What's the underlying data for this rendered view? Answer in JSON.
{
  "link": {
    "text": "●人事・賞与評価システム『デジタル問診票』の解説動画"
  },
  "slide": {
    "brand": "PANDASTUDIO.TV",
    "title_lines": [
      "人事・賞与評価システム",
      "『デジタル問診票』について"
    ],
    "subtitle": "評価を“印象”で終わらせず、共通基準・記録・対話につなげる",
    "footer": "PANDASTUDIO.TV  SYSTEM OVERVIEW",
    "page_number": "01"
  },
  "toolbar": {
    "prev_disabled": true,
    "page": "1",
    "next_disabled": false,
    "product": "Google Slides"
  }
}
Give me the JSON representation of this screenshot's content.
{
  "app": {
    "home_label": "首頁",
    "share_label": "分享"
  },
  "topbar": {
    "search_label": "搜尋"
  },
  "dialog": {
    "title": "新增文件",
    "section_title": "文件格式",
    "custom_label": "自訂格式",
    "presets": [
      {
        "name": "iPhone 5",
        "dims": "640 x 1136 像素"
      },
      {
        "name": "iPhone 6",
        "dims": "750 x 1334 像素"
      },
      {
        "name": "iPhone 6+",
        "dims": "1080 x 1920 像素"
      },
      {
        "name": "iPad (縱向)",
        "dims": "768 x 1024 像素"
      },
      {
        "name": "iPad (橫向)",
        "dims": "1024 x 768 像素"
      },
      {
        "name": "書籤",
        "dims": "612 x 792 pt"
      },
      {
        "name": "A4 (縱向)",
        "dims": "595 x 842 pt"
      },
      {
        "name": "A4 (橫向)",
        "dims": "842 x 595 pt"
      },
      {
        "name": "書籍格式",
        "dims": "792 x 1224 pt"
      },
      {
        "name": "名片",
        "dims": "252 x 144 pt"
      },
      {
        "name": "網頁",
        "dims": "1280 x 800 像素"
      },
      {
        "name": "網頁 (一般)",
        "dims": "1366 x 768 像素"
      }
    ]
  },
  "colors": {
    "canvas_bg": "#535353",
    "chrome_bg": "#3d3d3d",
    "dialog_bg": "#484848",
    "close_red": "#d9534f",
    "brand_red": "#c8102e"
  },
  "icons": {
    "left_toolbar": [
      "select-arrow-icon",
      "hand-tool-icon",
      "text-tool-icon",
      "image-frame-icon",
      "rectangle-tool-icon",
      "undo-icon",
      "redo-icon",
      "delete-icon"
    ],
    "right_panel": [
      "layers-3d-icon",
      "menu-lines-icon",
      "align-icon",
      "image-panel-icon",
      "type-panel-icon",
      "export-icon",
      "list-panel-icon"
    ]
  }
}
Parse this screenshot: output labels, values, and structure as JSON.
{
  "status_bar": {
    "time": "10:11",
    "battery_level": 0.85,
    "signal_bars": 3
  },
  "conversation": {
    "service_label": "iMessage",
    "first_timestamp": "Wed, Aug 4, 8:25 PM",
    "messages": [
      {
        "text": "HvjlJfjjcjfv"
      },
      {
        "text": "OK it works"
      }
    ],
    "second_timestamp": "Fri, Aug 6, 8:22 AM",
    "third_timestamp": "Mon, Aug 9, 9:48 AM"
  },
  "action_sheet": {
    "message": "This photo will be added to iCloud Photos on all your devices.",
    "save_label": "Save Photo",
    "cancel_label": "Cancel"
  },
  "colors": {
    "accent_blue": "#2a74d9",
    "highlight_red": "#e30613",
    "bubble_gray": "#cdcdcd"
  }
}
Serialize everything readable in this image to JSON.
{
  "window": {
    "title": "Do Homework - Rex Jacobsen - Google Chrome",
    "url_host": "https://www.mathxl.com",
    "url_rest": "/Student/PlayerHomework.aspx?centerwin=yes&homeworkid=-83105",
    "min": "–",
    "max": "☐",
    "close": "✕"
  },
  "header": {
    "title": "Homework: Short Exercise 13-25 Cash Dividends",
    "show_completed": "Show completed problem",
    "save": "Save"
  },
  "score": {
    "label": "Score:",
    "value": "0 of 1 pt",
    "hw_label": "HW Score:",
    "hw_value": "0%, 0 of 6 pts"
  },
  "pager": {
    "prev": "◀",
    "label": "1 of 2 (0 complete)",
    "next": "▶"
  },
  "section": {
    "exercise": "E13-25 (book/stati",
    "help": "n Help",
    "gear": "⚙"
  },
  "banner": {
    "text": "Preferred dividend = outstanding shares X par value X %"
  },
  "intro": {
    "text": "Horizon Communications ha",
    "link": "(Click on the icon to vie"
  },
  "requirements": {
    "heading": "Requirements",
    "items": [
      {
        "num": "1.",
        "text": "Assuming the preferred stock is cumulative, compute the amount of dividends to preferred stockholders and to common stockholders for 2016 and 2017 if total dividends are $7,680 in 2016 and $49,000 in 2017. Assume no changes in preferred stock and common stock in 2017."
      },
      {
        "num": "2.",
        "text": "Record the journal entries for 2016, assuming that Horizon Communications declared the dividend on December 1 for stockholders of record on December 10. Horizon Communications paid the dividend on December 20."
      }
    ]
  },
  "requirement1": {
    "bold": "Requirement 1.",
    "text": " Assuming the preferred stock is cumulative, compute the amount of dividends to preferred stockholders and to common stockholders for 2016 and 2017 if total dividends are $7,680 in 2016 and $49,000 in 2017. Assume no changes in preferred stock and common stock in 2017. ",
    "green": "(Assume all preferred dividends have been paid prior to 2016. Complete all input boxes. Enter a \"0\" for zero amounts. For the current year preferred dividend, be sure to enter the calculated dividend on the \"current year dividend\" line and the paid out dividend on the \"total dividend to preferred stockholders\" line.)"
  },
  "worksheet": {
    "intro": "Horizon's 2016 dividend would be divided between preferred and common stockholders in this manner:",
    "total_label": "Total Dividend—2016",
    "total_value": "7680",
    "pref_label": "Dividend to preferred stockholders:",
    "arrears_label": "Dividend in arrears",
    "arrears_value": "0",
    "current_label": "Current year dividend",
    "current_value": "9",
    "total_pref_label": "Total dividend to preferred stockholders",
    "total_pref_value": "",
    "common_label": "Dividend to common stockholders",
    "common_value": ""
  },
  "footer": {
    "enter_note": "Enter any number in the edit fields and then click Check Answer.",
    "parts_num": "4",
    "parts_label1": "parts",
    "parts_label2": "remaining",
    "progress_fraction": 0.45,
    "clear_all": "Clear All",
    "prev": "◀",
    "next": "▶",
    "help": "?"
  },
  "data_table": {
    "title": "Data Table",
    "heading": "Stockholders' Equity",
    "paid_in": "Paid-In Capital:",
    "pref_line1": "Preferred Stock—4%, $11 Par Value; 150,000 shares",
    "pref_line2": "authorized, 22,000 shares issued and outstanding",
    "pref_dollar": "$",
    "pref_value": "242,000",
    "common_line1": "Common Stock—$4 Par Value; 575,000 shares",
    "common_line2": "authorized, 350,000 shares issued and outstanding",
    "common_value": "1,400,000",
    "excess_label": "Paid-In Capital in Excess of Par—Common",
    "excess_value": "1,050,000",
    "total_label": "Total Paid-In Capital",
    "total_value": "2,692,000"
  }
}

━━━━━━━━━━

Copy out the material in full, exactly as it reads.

» **Response area**:
What's the underlying data for this rendered view? Answer in JSON.
{
  "link": {
    "text": "●人事・賞与評価システム『デジタル問診票』の解説動画"
  },
  "slide": {
    "brand": "PANDASTUDIO.TV",
    "title_lines": [
      "人事・賞与評価システム",
      "『デジタル問診票』について"
    ],
    "subtitle": "評価を“印象”で終わらせず、共通基準・記録・対話につなげる",
    "footer": "PANDASTUDIO.TV  SYSTEM OVERVIEW",
    "page_number": "01"
  },
  "toolbar": {
    "prev_disabled": true,
    "page": "1",
    "next_disabled": false,
    "product": "Google Slides"
  }
}
Give me the JSON representation of this screenshot's content.
{
  "app": {
    "home_label": "首頁",
    "share_label": "分享"
  },
  "topbar": {
    "search_label": "搜尋"
  },
  "dialog": {
    "title": "新增文件",
    "section_title": "文件格式",
    "custom_label": "自訂格式",
    "presets": [
      {
        "name": "iPhone 5",
        "dims": "640 x 1136 像素"
      },
      {
        "name": "iPhone 6",
        "dims": "750 x 1334 像素"
      },
      {
        "name": "iPhone 6+",
        "dims": "1080 x 1920 像素"
      },
      {
        "name": "iPad (縱向)",
        "dims": "768 x 1024 像素"
      },
      {
        "name": "iPad (橫向)",
        "dims": "1024 x 768 像素"
      },
      {
        "name": "書籤",
        "dims": "612 x 792 pt"
      },
      {
        "name": "A4 (縱向)",
        "dims": "595 x 842 pt"
      },
      {
        "name": "A4 (橫向)",
        "dims": "842 x 595 pt"
      },
      {
        "name": "書籍格式",
        "dims": "792 x 1224 pt"
      },
      {
        "name": "名片",
        "dims": "252 x 144 pt"
      },
      {
        "name": "網頁",
        "dims": "1280 x 800 像素"
      },
      {
        "name": "網頁 (一般)",
        "dims": "1366 x 768 像素"
      }
    ]
  },
  "colors": {
    "canvas_bg": "#535353",
    "chrome_bg": "#3d3d3d",
    "dialog_bg": "#484848",
    "close_red": "#d9534f",
    "brand_red": "#c8102e"
  },
  "icons": {
    "left_toolbar": [
      "select-arrow-icon",
      "hand-tool-icon",
      "text-tool-icon",
      "image-frame-icon",
      "rectangle-tool-icon",
      "undo-icon",
      "redo-icon",
      "delete-icon"
    ],
    "right_panel": [
      "layers-3d-icon",
      "menu-lines-icon",
      "align-icon",
      "image-panel-icon",
      "type-panel-icon",
      "export-icon",
      "list-panel-icon"
    ]
  }
}
Parse this screenshot: output labels, values, and structure as JSON.
{
  "status_bar": {
    "time": "10:11",
    "battery_level": 0.85,
    "signal_bars": 3
  },
  "conversation": {
    "service_label": "iMessage",
    "first_timestamp": "Wed, Aug 4, 8:25 PM",
    "messages": [
      {
        "text": "HvjlJfjjcjfv"
      },
      {
        "text": "OK it works"
      }
    ],
    "second_timestamp": "Fri, Aug 6, 8:22 AM",
    "third_timestamp": "Mon, Aug 9, 9:48 AM"
  },
  "action_sheet": {
    "message": "This photo will be added to iCloud Photos on all your devices.",
    "save_label": "Save Photo",
    "cancel_label": "Cancel"
  },
  "colors": {
    "accent_blue": "#2a74d9",
    "highlight_red": "#e30613",
    "bubble_gray": "#cdcdcd"
  }
}
Serialize everything readable in this image to JSON.
{
  "window": {
    "title": "Do Homework - Rex Jacobsen - Google Chrome",
    "url_host": "https://www.mathxl.com",
    "url_rest": "/Student/PlayerHomework.aspx?centerwin=yes&homeworkid=-83105",
    "min": "–",
    "max": "☐",
    "close": "✕"
  },
  "header": {
    "title": "Homework: Short Exercise 13-25 Cash Dividends",
    "show_completed": "Show completed problem",
    "save": "Save"
  },
  "score": {
    "label": "Score:",
    "value": "0 of 1 pt",
    "hw_label": "HW Score:",
    "hw_value": "0%, 0 of 6 pts"
  },
  "pager": {
    "prev": "◀",
    "label": "1 of 2 (0 complete)",
    "next": "▶"
  },
  "section": {
    "exercise": "E13-25 (book/stati",
    "help": "n Help",
    "gear": "⚙"
  },
  "banner": {
    "text": "Preferred dividend = outstanding shares X par value X %"
  },
  "intro": {
    "text": "Horizon Communications ha",
    "link": "(Click on the icon to vie"
  },
  "requirements": {
    "heading": "Requirements",
    "items": [
      {
        "num": "1.",
        "text": "Assuming the preferred stock is cumulative, compute the amount of dividends to preferred stockholders and to common stockholders for 2016 and 2017 if total dividends are $7,680 in 2016 and $49,000 in 2017. Assume no changes in preferred stock and common stock in 2017."
      },
      {
        "num": "2.",
        "text": "Record the journal entries for 2016, assuming that Horizon Communications declared the dividend on December 1 for stockholders of record on December 10. Horizon Communications paid the dividend on December 20."
      }
    ]
  },
  "requirement1": {
    "bold": "Requirement 1.",
    "text": " Assuming the preferred stock is cumulative, compute the amount of dividends to preferred stockholders and to common stockholders for 2016 and 2017 if total dividends are $7,680 in 2016 and $49,000 in 2017. Assume no changes in preferred stock and common stock in 2017. ",
    "green": "(Assume all preferred dividends have been paid prior to 2016. Complete all input boxes. Enter a \"0\" for zero amounts. For the current year preferred dividend, be sure to enter the calculated dividend on the \"current year dividend\" line and the paid out dividend on the \"total dividend to preferred stockholders\" line.)"
  },
  "worksheet": {
    "intro": "Horizon's 2016 dividend would be divided between preferred and common stockholders in this manner:",
    "total_label": "Total Dividend—2016",
    "total_value": "7680",
    "pref_label": "Dividend to preferred stockholders:",
    "arrears_label": "Dividend in arrears",
    "arrears_value": "0",
    "current_label": "Current year dividend",
    "current_value": "9",
    "total_pref_label": "Total dividend to preferred stockholders",
    "total_pref_value": "",
    "common_label": "Dividend to common stockholders",
    "common_value": ""
  },
  "footer": {
    "enter_note": "Enter any number in the edit fields and then click Check Answer.",
    "parts_num": "4",
    "parts_label1": "parts",
    "parts_label2": "remaining",
    "progress_fraction": 0.45,
    "clear_all": "Clear All",
    "prev": "◀",
    "next": "▶",
    "help": "?"
  },
  "data_table": {
    "title": "Data Table",
    "heading": "Stockholders' Equity",
    "paid_in": "Paid-In Capital:",
    "pref_line1": "Preferred Stock—4%, $11 Par Value; 150,000 shares",
    "pref_line2": "authorized, 22,000 shares issued and outstanding",
    "pref_dollar": "$",
    "pref_value": "242,000",
    "common_line1": "Common Stock—$4 Par Value; 575,000 shares",
    "common_line2": "authorized, 350,000 shares issued and outstanding",
    "common_value": "1,400,000",
    "excess_label": "Paid-In Capital in Excess of Par—Common",
    "excess_value": "1,050,000",
    "total_label": "Total Paid-In Capital",
    "total_value": "2,692,000"
  }
}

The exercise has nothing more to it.